Instructions for the task:
Below are the records; copy each line in which "into" occurs.

Stored items:

—————

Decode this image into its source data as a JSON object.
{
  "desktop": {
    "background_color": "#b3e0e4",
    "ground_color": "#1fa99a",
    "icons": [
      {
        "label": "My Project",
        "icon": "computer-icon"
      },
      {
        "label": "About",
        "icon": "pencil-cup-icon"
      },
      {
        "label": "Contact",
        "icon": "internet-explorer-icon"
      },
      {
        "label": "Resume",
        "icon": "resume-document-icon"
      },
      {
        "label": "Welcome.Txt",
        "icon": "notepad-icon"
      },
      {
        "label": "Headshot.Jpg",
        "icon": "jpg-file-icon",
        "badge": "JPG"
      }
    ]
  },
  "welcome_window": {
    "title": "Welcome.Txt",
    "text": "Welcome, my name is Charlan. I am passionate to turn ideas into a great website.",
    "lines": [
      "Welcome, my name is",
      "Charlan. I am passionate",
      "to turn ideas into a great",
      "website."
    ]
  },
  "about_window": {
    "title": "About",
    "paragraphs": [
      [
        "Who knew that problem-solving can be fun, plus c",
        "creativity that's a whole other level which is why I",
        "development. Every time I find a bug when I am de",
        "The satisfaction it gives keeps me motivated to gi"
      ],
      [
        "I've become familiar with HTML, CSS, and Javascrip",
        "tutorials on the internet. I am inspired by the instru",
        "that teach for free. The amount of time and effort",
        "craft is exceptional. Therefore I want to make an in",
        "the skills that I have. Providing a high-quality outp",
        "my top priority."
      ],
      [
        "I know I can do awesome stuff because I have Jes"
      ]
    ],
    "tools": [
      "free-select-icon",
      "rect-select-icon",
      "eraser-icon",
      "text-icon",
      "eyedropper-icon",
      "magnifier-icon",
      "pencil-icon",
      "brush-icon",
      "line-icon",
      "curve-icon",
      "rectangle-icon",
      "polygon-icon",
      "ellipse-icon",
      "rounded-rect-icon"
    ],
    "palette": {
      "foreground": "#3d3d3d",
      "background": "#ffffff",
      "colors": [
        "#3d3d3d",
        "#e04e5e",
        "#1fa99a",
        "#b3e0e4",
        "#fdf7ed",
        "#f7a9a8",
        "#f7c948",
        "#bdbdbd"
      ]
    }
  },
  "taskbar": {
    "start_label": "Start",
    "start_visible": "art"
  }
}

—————

Output of the exercise:
Decode this image into its source data as a JSON object.
    "text": "Welcome, my name is Charlan. I am passionate to turn ideas into a great website.",
      "to turn ideas into a great",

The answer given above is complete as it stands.